Sir Edw. Mountague: - That this may be the last Motion.

False Evidence - Damport committed.

Damport's Information here, and his Examination above, read ; and he, called in, and kneeling (having his Sword about him, that taken from him) was charged, by Mr. Speaker, with the Contrariety of his Information here, and above : - That he then informed, that himself and Dr. Field were to have a great Share of the 6,000 l. and yet denied, upon his Oath, the contrary.

* * that, at his Examination here, he delivered as [well his] Thoughts, as his Knowlege. Then thought, the [Bishop] was to have a Share; for thought, he would [not] have taken Pains without a Gratuity: But, when [he] came to be examined above, upon Oath, he found, [he] had no Ground of Proof for it.

Being demanded, why he above denied that he was to have any Share; he saith, that he asked the Lords there, whether he was to accuse himself: Who answered, no.
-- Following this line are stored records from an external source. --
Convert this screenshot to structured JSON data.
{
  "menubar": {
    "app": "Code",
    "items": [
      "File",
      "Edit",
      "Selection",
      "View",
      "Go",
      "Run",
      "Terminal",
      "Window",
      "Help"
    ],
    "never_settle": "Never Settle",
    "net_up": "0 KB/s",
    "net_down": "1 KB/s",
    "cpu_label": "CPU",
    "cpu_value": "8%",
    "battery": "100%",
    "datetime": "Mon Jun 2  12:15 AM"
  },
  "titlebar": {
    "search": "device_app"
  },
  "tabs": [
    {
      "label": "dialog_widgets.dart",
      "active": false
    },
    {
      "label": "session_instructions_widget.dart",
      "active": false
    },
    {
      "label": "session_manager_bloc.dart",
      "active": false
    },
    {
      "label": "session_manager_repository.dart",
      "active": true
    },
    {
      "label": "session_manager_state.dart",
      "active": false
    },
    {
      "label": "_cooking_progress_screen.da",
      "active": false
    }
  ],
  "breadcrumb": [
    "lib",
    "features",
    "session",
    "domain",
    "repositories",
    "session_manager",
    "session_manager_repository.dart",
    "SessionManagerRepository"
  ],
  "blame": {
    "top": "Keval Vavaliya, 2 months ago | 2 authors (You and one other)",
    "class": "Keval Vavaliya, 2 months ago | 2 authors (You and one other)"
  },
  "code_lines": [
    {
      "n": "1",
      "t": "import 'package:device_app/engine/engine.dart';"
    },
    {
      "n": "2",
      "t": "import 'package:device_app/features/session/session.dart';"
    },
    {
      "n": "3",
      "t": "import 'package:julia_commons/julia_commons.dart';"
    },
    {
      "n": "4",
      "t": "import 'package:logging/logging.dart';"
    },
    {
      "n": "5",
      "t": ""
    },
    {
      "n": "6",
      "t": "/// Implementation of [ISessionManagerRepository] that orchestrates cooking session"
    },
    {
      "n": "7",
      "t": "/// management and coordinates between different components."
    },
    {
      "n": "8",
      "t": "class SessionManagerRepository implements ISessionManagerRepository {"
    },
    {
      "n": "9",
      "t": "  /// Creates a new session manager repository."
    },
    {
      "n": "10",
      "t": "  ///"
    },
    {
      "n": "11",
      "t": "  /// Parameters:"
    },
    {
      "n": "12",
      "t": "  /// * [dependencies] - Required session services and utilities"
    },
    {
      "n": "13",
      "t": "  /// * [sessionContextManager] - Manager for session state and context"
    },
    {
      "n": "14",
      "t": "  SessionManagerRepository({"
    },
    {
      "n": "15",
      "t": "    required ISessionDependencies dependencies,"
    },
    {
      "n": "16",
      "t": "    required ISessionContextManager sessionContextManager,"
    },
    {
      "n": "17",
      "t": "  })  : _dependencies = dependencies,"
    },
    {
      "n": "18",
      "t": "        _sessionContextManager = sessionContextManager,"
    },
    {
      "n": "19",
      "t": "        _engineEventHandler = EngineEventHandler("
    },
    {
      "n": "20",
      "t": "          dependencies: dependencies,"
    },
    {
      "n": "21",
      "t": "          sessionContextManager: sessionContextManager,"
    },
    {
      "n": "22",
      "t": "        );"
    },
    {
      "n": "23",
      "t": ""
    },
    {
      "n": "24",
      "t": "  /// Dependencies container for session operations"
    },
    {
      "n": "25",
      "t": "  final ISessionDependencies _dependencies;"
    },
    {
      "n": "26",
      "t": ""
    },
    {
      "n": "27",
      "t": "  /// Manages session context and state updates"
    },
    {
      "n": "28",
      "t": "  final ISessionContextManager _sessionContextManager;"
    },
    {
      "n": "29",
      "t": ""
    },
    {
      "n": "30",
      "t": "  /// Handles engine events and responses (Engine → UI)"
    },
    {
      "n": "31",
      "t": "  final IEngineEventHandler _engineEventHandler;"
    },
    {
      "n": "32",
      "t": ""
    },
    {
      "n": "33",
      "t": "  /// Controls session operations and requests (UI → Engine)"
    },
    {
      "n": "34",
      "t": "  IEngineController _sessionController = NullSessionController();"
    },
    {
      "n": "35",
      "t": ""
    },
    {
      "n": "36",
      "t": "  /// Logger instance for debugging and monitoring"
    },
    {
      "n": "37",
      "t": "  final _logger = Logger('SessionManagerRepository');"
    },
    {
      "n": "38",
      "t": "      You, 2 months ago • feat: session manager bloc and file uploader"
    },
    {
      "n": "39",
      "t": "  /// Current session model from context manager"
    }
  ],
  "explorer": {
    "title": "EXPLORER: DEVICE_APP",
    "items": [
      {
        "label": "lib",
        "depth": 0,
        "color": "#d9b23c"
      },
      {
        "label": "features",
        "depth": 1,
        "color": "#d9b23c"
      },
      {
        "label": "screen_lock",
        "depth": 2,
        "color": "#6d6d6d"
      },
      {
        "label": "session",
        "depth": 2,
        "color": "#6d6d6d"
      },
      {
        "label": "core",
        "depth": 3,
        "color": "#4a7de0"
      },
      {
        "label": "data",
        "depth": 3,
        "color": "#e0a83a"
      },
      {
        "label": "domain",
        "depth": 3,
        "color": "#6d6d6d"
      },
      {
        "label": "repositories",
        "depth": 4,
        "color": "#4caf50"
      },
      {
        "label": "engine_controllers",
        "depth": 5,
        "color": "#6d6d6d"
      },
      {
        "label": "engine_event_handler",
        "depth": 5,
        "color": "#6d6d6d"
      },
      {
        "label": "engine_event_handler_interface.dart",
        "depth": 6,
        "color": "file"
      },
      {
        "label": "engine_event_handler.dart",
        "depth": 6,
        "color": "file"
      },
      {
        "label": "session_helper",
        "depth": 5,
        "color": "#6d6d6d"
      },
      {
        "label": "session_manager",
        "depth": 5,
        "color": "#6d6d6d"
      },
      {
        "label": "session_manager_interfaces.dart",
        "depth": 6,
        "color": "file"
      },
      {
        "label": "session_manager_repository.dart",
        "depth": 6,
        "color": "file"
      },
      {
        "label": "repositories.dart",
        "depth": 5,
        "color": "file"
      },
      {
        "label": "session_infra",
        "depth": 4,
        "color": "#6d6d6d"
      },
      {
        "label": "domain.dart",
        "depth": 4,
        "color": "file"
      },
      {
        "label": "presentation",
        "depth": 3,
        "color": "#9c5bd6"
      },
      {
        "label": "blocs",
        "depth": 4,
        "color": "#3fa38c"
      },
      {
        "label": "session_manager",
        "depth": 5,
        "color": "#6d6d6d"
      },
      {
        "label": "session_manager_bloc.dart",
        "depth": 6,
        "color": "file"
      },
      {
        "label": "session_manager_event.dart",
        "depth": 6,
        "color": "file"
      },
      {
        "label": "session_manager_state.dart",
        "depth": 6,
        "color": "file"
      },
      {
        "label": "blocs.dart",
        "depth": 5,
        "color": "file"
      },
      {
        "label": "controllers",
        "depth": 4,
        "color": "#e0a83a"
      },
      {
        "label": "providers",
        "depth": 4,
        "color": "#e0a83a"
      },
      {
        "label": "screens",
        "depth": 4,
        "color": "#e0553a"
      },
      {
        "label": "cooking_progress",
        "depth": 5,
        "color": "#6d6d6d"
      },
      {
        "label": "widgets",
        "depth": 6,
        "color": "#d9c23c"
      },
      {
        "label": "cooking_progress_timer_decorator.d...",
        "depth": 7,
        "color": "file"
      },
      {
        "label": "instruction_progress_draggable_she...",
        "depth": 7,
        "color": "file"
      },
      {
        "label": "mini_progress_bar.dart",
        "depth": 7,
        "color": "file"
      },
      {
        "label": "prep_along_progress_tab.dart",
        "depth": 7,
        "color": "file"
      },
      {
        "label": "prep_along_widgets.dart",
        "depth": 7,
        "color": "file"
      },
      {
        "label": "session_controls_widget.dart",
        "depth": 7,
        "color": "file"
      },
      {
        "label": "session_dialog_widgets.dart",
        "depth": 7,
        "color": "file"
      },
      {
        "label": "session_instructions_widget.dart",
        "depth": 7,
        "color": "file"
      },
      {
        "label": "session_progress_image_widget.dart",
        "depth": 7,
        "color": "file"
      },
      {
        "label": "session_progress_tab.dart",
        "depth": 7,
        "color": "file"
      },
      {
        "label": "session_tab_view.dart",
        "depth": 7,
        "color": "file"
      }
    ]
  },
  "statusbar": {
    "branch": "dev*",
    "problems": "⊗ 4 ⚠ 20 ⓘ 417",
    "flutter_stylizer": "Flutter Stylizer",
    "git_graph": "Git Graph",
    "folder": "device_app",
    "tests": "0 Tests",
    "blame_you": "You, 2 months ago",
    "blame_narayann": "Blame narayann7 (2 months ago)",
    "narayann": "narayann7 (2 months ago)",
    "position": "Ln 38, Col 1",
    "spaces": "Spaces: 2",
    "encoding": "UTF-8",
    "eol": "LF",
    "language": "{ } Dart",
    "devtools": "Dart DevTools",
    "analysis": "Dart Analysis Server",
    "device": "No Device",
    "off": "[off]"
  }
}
He further now saith, and offereth to depose, and receive the Sacrament, that he spake here but his Thoughts; and upon recollecting himself, found, he could have no good Ground against the Bishop; and that himself was promised no certain Share. -

Craveth Pardon, upon his Knees.

Sir Tho. Jermyn: - For mercy for him. - To reprehend him at the Bar.

Lord Clifford, contra. - To punish him : - And cannot stand else with the Justice of the House.

Serjeant Davys: - To commit him to the Tower.

Sir Francis Seymor, as Sir Tho. Jermyn.

Mr. Sherfeild, contra. - The Offence great. - By this Occasion to make Men as careful to speak the Truth here, without, as upon Oath. - Hath not only misled us here, in our Opinions, but made us make a Relation up to the Lords. - Tower, during the King's Pleasure ; and a 100l. Fine.

Mr. Hackwill: - Here not a false Accuser, but Witness.

Remembereth, 50 Ed. III. the Lord Nevill's Case. - Tower, for a Month; and, at the next Access, to acknowlege his Fault.

Serjeant Ashley : - Tower; and a Fine of 500 l.

Sir Edw. Coke: - To the Tower, for a Month.

Upon Question, so ordered.

He called in, and kneeling, his Judgment pronounced accordingly: and then to be dismissed, paying his Fees.

Palatinate.

The Form drawn by the Committee, read ; and, with a general Acclamation, entertained, and ordered to be entered : And is so, towards the End of this Book.

Sir Tho. Wentworth moveth, Mr. Speaker, with the whole House, may present this to the King's Majesty, and leave it with him, as a Testimony of their Duty.

Every one to take down a Copy of this Draught.

Adjournment.

Lord Chief Baron, Justice Warberton, Justice Doddridge, Baron Bromley, Sir Ro. Crew, and Mr. Attorney-general, bring a Message from the Lords; that, where the King hath sent a Commission, under the Great Seal of England, for Adjournment of this Parliament till the 14th of November next, that the Commission hath been there read, and accordingly the House there hath been adjourned : And that his Majesty's Pleasure hath been there signified, that all [Committees,] and other Matters of Parliament, shall stay till that Time, and left in [the same State] as now. -

That the Commission is sent down here, to be seen,

* * here, as we shall think fittest.

Sir Ro. Phillippes, - Against the Reading of the Commission.

Mr. Speaker letteth them know, that this House taketh * of his Majesty's Pleasure, by his Commission, for the Adjournment of the Parliament; and that [this] House will adjourn itself accordingly.

Then Sir Edw. Coke, standing up, desired the House to say [after] him ; and he recited the Collect for the King and his Children ; with some Alteration: - " O almighty God, which hast promised to be" -

After the Departure of the Messengers ;

Mr. Speaker: - That this House, taking Notice of his Majesty's Pleasure, by his Commission, doth adjourn itself to the 14th of November next, in this Place.